The Australian Government has passed a bill that see the end of animal testing for cosmetic ingredients, no longer accepting results from animal tests as a mean of certifying a products safety credentials and effectiveness.
The new legislation, The Industrial Chemical Charges Bill 2017, was introduced in June 2017 to the House of Representatives but this is the first time that the bill has been enforced. Cosmetic brands will now have to prove the safety of their ingredients through non-animal testing methods.
Eleven measures have been taken, in collaboration with Humane Society International to ensure that all cosmetic ingredients are included in the ban.
Despite animal testing being ineffective and unreliable, along with the ethical implications linked with it, animals testing for cosmetics is expensive and still carried out around the world.
Whilst the EU and several other countries have banned the practice of animal testing for cosmetics, if brands wish to sell in China, for example, animal tests are required by law in order to distribute the products there and third-party tests are conducted. However, if a product is made in China, the same rules do not apply.
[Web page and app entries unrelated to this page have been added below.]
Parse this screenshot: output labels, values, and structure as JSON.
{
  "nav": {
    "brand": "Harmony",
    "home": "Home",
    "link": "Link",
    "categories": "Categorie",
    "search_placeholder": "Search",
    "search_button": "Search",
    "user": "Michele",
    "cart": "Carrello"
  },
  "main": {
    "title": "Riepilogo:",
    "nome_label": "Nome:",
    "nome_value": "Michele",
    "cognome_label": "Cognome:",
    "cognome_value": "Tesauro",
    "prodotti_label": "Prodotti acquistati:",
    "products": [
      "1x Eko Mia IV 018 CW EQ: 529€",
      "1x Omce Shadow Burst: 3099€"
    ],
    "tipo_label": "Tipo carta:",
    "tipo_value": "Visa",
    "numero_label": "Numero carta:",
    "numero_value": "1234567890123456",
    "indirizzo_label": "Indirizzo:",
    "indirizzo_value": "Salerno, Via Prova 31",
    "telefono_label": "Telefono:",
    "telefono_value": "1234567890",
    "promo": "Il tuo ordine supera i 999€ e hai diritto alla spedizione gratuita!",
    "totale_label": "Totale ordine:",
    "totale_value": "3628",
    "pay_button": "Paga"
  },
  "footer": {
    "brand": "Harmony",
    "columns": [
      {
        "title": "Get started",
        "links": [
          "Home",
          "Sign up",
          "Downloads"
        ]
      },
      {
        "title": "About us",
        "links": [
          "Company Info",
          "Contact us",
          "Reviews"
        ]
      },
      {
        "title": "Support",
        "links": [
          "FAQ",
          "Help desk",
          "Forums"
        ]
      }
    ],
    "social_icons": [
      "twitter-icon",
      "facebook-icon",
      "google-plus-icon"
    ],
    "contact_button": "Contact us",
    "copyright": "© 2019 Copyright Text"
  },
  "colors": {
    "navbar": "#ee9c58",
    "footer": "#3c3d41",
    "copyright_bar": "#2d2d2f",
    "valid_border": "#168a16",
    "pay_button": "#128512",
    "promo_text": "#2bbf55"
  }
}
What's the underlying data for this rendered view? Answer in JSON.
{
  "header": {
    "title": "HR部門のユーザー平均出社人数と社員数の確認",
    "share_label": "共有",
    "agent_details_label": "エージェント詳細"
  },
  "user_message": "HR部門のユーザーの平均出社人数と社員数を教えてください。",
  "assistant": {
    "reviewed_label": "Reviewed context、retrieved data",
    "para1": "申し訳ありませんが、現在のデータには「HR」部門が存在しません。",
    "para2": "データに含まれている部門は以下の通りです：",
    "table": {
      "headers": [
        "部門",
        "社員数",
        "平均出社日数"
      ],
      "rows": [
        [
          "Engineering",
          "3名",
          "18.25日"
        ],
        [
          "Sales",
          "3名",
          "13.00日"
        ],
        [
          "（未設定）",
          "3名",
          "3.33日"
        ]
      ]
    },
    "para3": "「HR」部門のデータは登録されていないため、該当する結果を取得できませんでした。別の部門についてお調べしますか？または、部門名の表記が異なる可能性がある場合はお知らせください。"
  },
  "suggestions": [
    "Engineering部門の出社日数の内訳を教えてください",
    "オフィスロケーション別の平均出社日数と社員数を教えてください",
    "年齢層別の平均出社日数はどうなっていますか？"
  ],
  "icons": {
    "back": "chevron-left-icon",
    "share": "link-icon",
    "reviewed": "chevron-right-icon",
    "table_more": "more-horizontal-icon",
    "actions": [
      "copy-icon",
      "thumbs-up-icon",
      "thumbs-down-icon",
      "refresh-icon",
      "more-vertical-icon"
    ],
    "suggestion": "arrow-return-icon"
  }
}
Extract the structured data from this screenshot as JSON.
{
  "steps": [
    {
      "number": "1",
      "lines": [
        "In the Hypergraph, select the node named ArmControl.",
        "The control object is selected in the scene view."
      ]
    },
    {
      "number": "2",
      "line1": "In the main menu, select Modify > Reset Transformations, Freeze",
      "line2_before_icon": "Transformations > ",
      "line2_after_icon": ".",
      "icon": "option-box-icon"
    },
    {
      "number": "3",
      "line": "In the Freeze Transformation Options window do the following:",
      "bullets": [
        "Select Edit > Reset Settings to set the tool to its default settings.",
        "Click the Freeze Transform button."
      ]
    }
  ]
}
The new legislation in Australia has been in progress for three years, according to Hannah Stuart, HSI campaign manager for #BeCrueltyFree Australia. “This ban reflects both the global trend to end cosmetics cruelty, and the will of the Australian public which opposes using animals in the development of cosmetics. This is a huge win for animals, consumers and science.”